The first contribution of this paper is to provide a language and a translation adapted to another class of solution methods which have proven quite effective in dealing with large MDPs, namely anytime state-based heuristic search methods such as LAO* [28], LRTDP [9], and ancestors [8,17,45]. These methods typically start with a compact representation of the MDP based on probabilistic planning operators, and search forward from an initial state, constructing new states by expanding the envelope of the policy as time permits. They may produce an approximate and even incomplete policy, but explicitly construct and explore only a fraction of the MDP. Neither of the two previous proposals is well-suited to such solution methods, the first because the cost of the translation (most of which is performed prior to the solution phase) annihilates the benefits of anytime algorithms, and the second because the size of the MDP obtained is an obstacle to the applicability of state-based methods. Since here both the cost of the translation and the size of the MDP it results in will severely impact on the quality of the policy obtainable by the deadline, we need an appropriate resolution of the tradeoff between the two. Our approach has the following main features. The translation is entirely embedded in the anytime solution method, to which full control is given as to which parts of the MDP will be explicitly constructed and explored.
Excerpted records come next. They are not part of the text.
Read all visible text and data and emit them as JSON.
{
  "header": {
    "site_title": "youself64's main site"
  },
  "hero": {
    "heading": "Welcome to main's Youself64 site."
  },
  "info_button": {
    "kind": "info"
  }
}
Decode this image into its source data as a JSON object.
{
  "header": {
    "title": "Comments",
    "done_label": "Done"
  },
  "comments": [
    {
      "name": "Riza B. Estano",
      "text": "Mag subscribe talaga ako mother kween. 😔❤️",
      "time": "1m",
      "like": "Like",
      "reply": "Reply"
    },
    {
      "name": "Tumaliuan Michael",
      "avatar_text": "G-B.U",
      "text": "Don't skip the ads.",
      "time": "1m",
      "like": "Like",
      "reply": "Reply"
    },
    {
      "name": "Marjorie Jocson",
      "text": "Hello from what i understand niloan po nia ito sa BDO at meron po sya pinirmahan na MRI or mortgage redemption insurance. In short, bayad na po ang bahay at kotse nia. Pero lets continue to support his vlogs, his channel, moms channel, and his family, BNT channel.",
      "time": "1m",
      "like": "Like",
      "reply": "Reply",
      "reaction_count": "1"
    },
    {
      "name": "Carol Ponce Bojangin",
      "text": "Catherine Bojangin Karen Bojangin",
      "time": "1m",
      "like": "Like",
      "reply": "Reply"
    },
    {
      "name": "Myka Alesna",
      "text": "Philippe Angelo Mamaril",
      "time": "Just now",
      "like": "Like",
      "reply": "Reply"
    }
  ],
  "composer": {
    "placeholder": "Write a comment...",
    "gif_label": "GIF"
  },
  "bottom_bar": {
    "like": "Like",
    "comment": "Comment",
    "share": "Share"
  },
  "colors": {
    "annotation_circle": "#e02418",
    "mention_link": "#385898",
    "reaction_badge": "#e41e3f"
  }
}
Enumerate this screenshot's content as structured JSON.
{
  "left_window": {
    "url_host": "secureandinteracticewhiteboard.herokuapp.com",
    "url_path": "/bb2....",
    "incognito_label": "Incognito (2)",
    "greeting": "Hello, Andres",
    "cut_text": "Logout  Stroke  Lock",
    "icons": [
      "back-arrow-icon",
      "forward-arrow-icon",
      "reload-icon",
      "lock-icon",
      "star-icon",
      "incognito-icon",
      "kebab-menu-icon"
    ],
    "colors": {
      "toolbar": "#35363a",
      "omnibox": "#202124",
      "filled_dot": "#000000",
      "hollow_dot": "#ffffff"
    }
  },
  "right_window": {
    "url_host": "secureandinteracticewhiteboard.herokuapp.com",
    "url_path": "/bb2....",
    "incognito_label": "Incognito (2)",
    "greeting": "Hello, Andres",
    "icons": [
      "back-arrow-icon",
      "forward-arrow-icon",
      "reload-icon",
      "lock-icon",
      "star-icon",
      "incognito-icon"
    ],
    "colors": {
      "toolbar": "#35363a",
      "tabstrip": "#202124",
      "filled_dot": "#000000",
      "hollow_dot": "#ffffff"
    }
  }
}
While the MDP obtained is not minimal, it is of the minimal size achievable without stepping outside of the anytime framework, i.e., without enumerating parts of the state space that the solution method would not necessarily explore. We formalise this relaxed notion of minimality, which we call blind minimality in reference to the fact that it does not require any lookahead (beyond the fringe). This is appropriate in the context of anytime state-based solution methods, where we want the minimal MDP achievable without expensive pre-processing. When the rewarding behaviours are specified in PLTL, there does not appear to be a way of achieving a relaxed notion of minimality as powerful as blind minimality without a prohibitive translation. Therefore instead of PLTL, we adopt a variant of future linear temporal logic (FLTL) as our specification language, which we extend to handle rewards. While the language has a more complex semantics than PLTL, it enables a natural translation into a blind-minimal MDP by simple progression of the reward formulae. Moreover, search control knowledge expressed in FLTL [5] fits particularly nicely in this framework, and can be used to dramatically reduce the fraction of the search space explored by the solution method.
Sylvie Thiebaux 2006-01-20